Research in the Physical Oceanography Department centers on the description and understanding
of the evolving state of the ocean and its interaction with the atmosphere and Earth. While we have traditionally identified ourselves with making observations at sea, our scientists also make important contributions to numerical modeling, theory, laboratory experimentation, and instrument development.
The last year, once again, has been a busy one at sea. Bob
Pickart completed the field phases of two programs, his study
of deep convection in the Irminger Sea off the east coast
of Greenland and his investigation of the stability of the
inflowing Pacific water current along the south coast of the
Beaufort Sea. Nearby, Andrey Proshutinsky expanded his array
of moored profilers and current meters in the Beaufort Gyre.

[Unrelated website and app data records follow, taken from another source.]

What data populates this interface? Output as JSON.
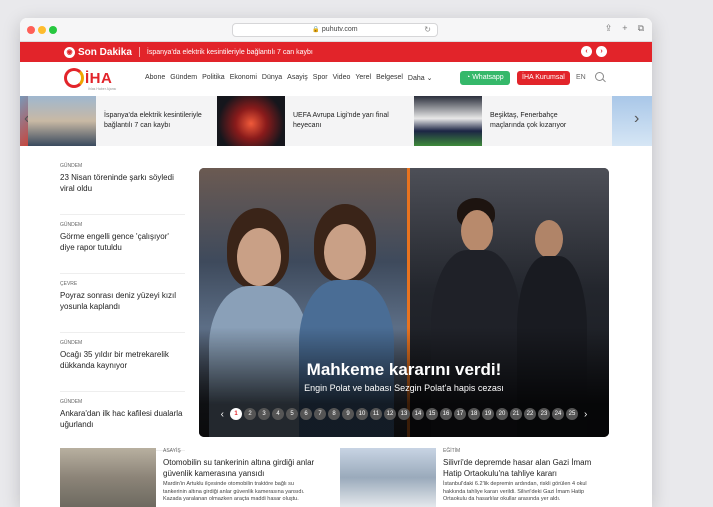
{
  "browser": {
    "url": "puhutv.com"
  },
  "breaking": {
    "label": "Son Dakika",
    "text": "İspanya'da elektrik kesintileriyle bağlantılı 7 can kaybı"
  },
  "header": {
    "logo_text": "İHA",
    "logo_sub": "İhlas Haber Ajansı",
    "menu": [
      "Abone",
      "Gündem",
      "Politika",
      "Ekonomi",
      "Dünya",
      "Asayiş",
      "Spor",
      "Video",
      "Yerel",
      "Belgesel",
      "Daha"
    ],
    "whatsapp_label": "Whatsapp",
    "kurumsal_label": "İHA Kurumsal",
    "lang": "EN"
  },
  "strip": [
    {
      "caption": "İspanya'da elektrik kesintileriyle bağlantılı 7 can kaybı"
    },
    {
      "caption": "UEFA Avrupa Ligi'nde yarı final heyecanı"
    },
    {
      "caption": "Beşiktaş, Fenerbahçe maçlarında çok kızarıyor"
    }
  ],
  "left_news": [
    {
      "category": "GÜNDEM",
      "title": "23 Nisan töreninde şarkı söyledi viral oldu"
    },
    {
      "category": "GÜNDEM",
      "title": "Görme engelli gence 'çalışıyor' diye rapor tutuldu"
    },
    {
      "category": "ÇEVRE",
      "title": "Poyraz sonrası deniz yüzeyi kızıl yosunla kaplandı"
    },
    {
      "category": "GÜNDEM",
      "title": "Ocağı 35 yıldır bir metrekarelik dükkanda kaynıyor"
    },
    {
      "category": "GÜNDEM",
      "title": "Ankara'dan ilk hac kafilesi dualarla uğurlandı"
    }
  ],
  "hero": {
    "title": "Mahkeme kararını verdi!",
    "subtitle": "Engin Polat ve babası Sezgin Polat'a hapis cezası",
    "pages": [
      "1",
      "2",
      "3",
      "4",
      "5",
      "6",
      "7",
      "8",
      "9",
      "10",
      "11",
      "12",
      "13",
      "14",
      "15",
      "16",
      "17",
      "18",
      "19",
      "20",
      "21",
      "22",
      "23",
      "24",
      "25"
    ],
    "active_page": "1"
  },
  "articles": [
    {
      "category": "ASAYİŞ",
      "title": "Otomobilin su tankerinin altına girdiği anlar güvenlik kamerasına yansıdı",
      "desc": "Mardin'in Artuklu ilçesinde otomobilin traktöre bağlı su tankerinin altına girdiği anlar güvenlik kamerasına yansıdı. Kazada yaralanan olmazken araçta maddi hasar oluştu."
    },
    {
      "category": "EĞİTİM",
      "title": "Silivri'de depremde hasar alan Gazi İmam Hatip Ortaokulu'na tahliye kararı",
      "desc": "İstanbul'daki 6.2'lik depremin ardından, riskli görülen 4 okul hakkında tahliye kararı verildi. Silivri'deki Gazi İmam Hatip Ortaokulu da hasarlılar okullar arasında yer aldı."
    }
  ]
}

Across the Pacific, off Japan, Nelson Hogg and Steve Jayne
began their study of the Kuroshio Extension Current by installing
an array of moored profilers stretching 500 kilometers (300
miles) across the current. Also in 2004, John Toole and colleagues
here and in the U.K. began a multi-year Station W program
to investigate interannual variations of the poleward flowing
Gulf Stream and equatorward flow beneath. A related effort
undertaken by Terry Joyce was a hydrographic section from
Cape Cod to Bermuda. In addition, Fiamma Straneo installed
a mooring in the Hudson Strait to measure freshwater efflux.
Surface moorings that measure air-sea fluxes were replaced
in the Atlantic (Al Plueddemann) and the Pacific (Bob Weller),
and a third air-sea flux site was established off Hawaii.
The intent of this program is to provide accurate fluxes in
order to ground truth those obtained indirectly, particularly
This year we also put some new technology to its first scientific
use. The maiden “flight” of an undersea autonomous glider,
Spray, was carried out in November from south of Cape Cod
to Bermuda under the direction of Breck Owens and colleagues
at Scripps Institution of Oceanography. During its seasaw
flight, it collected temperature and salinity data from the
surface to a depth of 1,000 meters (3,300 feet), thus duplicating
what could be done from a ship but more quickly and at lower
cost. A new mooring system, called Ultramoor, was installed
at Bob Pickart’s Irminger Sea site. It has been developed
by Dan Frye, Nelson Hogg, and others and has the goals of
lasting five years and sending data back to shore through
the periodic release of data-containing capsules, which send
their recorded data back to the lab via satellite. The first
capsule was released and the data recovered on schedule Thanksgiving
Continuing our expanding interest in the Arctic, Peter Winsor joined the staff as assistant scientist early in the year. Peter’s interests focus on Arctic oceanography and he has talents in seagoing observation, data interpretation, and numerical modeling.
Before his appointment to the scientific staff Peter had been a postdoctoral scholar working with Dave Chapman. It is with great sorrow that I report that Dave lost his fight with cancer during the summer. Funds are being solicited for a memorial and to endow a lecture series on coastal oceanography. In a tragic motorcycle accident, the department
also lost a talented young seagoing technician, Ryan Schrawder. A fund has also been established in his name to make an annual award to a similarly skilled employee at the institution’s annual employee recognition ceremony.
Nelson Hogg (firstname.lastname@example.org)